Eric Humphrey is a PhD candidate (ABD) in Music Technology at the Music and Audio Research Lab (MARL) @ NYU. After earning a BSEE at Syracuse University in 2007, Eric flocked south to pursue a masters in Music Engineering Technology at the University of Miami, graduating in 2009. During the completion of his master’s thesis, Eric fell in love with music informatics and New York City; as a result, he now spends his days in the Village, striving to make machines more intelligent. In addition to the academic pursuits of higher education, Eric is a multi-instrumentalist, has been a visiting lecturer at the University of Miami, worked as an independent contractor roles for several audio technology companies, spent a summer at Google doing really exciting things he can’t really talk about, and currently serves as the student member on the ISMIR Steering Committee.

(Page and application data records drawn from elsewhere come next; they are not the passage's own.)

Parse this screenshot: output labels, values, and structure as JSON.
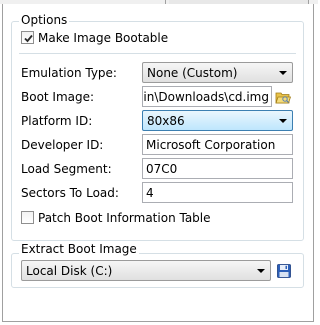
{
  "options_group": {
    "title": "Options",
    "make_bootable_label": "Make Image Bootable",
    "make_bootable_checked": true
  },
  "fields": {
    "emulation_type": {
      "label": "Emulation Type:",
      "value": "None (Custom)"
    },
    "boot_image": {
      "label": "Boot Image:",
      "value": "rain\\Downloads\\cd.img"
    },
    "platform_id": {
      "label": "Platform ID:",
      "value": "80x86"
    },
    "developer_id": {
      "label": "Developer ID:",
      "value": "Microsoft Corporation"
    },
    "load_segment": {
      "label": "Load Segment:",
      "value": "07C0"
    },
    "sectors_to_load": {
      "label": "Sectors To Load:",
      "value": "4"
    }
  },
  "patch_boot_info": {
    "label": "Patch Boot Information Table",
    "checked": false
  },
  "extract_group": {
    "title": "Extract Boot Image",
    "drive_value": "Local Disk (C:)"
  },
  "icons": {
    "browse": "folder-open-icon",
    "save": "floppy-disk-save-icon"
  },
  "colors": {
    "group_border": "#d5dfe5",
    "combo_active_border": "#3c7fb1",
    "save_icon_blue": "#2c5fb8",
    "folder_yellow": "#e8c24a"
  }
}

Youngmoo Kim is Director of the ExCITe Center and Associate Professor of Electrical and Computer Engineering at Drexel University. He received his Ph.D. from the MIT Media Lab and also holds Master’s degrees in Electrical Engineering and Music (Vocal Performance Practice) from Stanford University as well undergraduate degrees in Engineering and Music from Swarthmore College. His research group, the Music & Entertainment Technology Laboratory (MET-lab) pursues machine understanding of sound, interfaces and robotics for expressive interaction, and K-12 outreach for engineering education. He co-chaired the 2008 International Conference on Music Information Retrieval and was invited by the National Academy of Engineering to co-organize the “Engineering and Music” session for the 2010 Frontiers of Engineering conference. His research is supported by the National Science Foundation and the Knight Foundation. Youngmoo has performed with the Tanglewood Festival Chorus, American Musical Theater of San Jose, and SpeakEasy Stage Company (Boston) and is a member of Opera Philadelphia’s American Repertoire Council.